── Records

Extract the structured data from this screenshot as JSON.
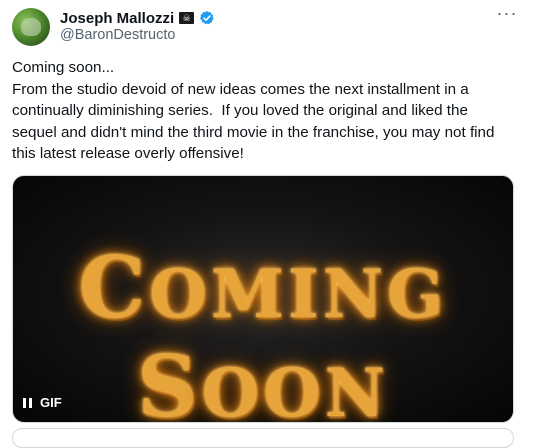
{
  "author": {
    "name": "Joseph Mallozzi",
    "handle": "@BaronDestructo",
    "flag_glyph": "☠",
    "verified_color": "#1d9bf0"
  },
  "tweet": {
    "lines": [
      "Coming soon...",
      "From the studio devoid of new ideas comes the next installment in a",
      "continually diminishing series.  If you loved the original and liked the",
      "sequel and didn't mind the third movie in the franchise, you may not find",
      "this latest release overly offensive!"
    ]
  },
  "media": {
    "type": "GIF",
    "marquee_words": [
      {
        "first": "C",
        "rest": "OMING"
      },
      {
        "first": "S",
        "rest": "OON"
      }
    ],
    "gif_label": "GIF",
    "accent_color": "#e6a43a"
  },
  "icons": {
    "more": "more-horizontal-icon",
    "pause": "pause-icon"
  }
}
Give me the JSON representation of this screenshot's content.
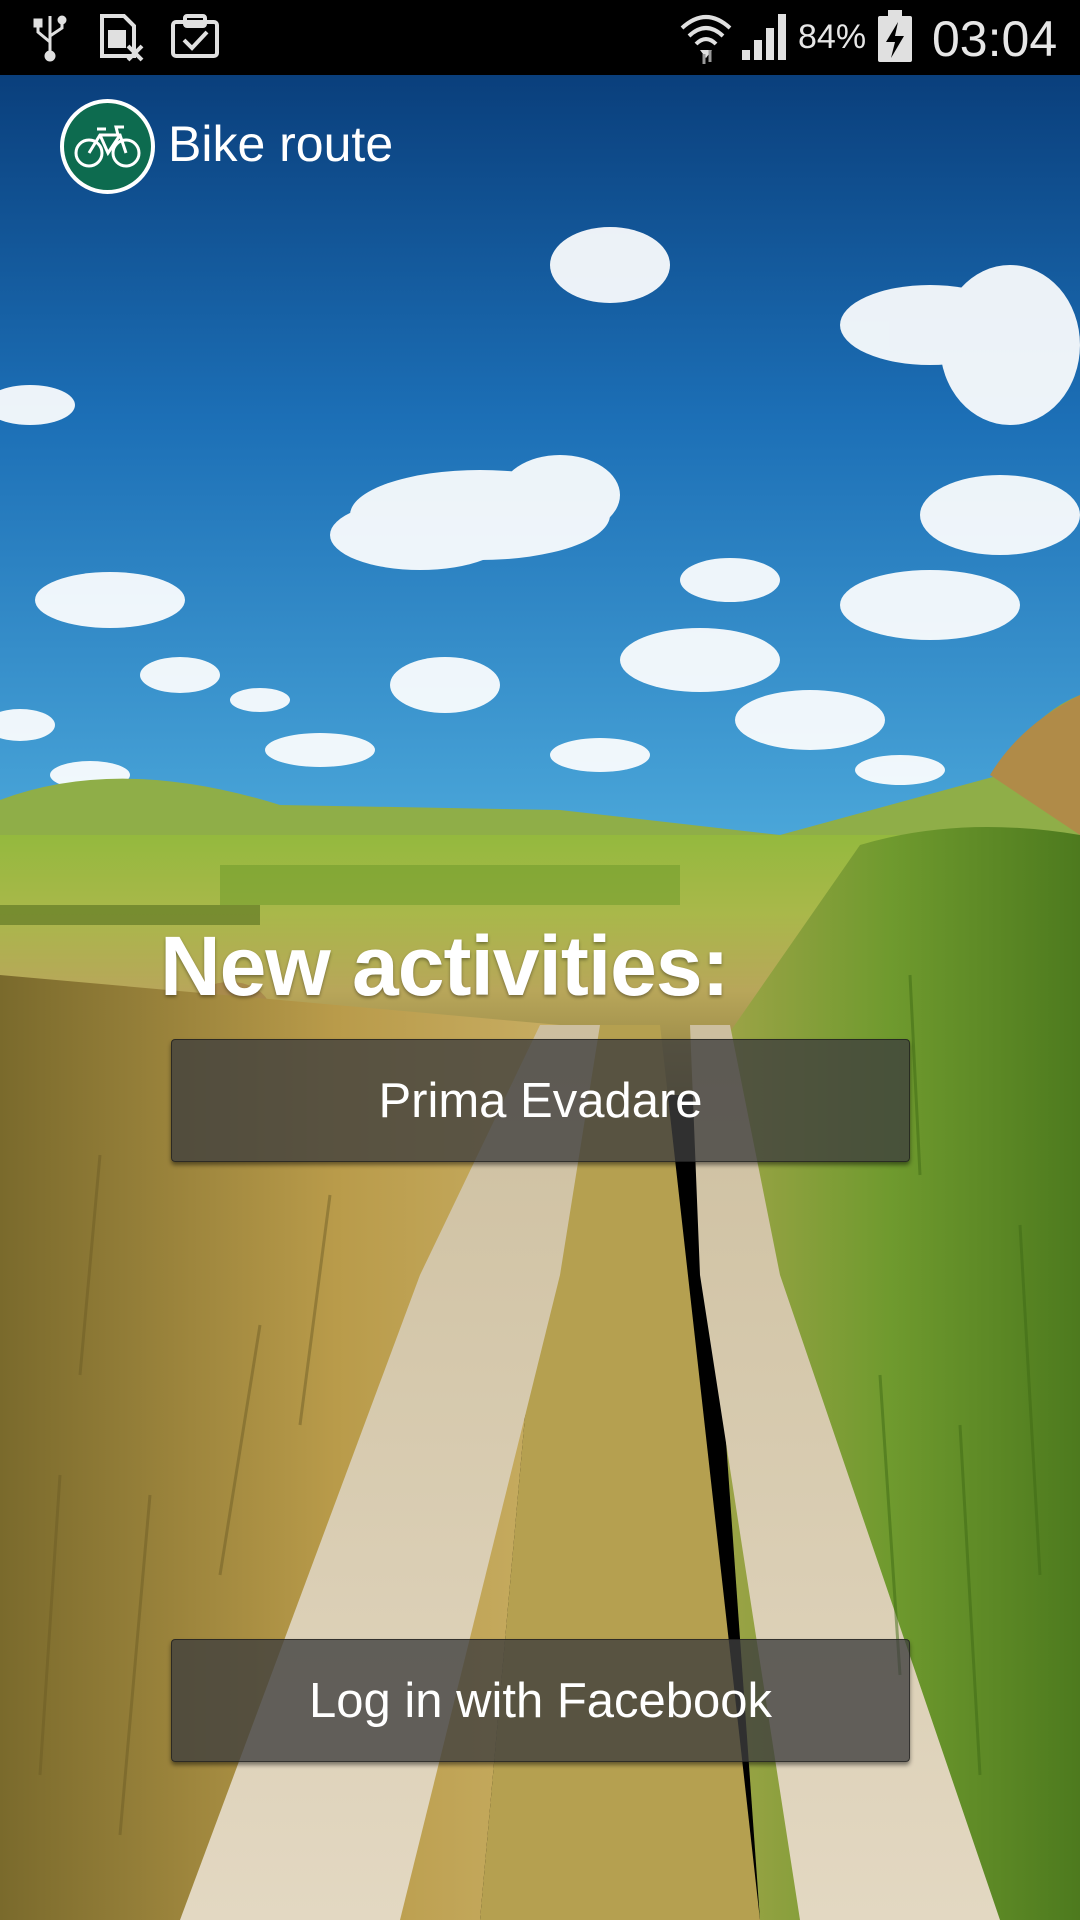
{
  "status_bar": {
    "battery_percent_text": "84%",
    "time": "03:04",
    "icons": [
      "usb-icon",
      "sim-card-error-icon",
      "clipboard-check-icon",
      "wifi-icon",
      "signal-icon",
      "battery-charging-icon"
    ]
  },
  "action_bar": {
    "title": "Bike route",
    "logo_icon": "bicycle-icon",
    "logo_color": "#0d6b4f"
  },
  "content": {
    "heading": "New activities:",
    "activities": [
      {
        "label": "Prima Evadare"
      }
    ],
    "login_button_label": "Log in with Facebook"
  },
  "colors": {
    "sky_top": "#0b4f8f",
    "sky_bottom": "#3a97d4",
    "grass": "#8db53c",
    "path": "#d8c8a8",
    "button_bg": "#3e3e3e"
  }
}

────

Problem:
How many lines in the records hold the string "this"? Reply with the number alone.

Task answer:
3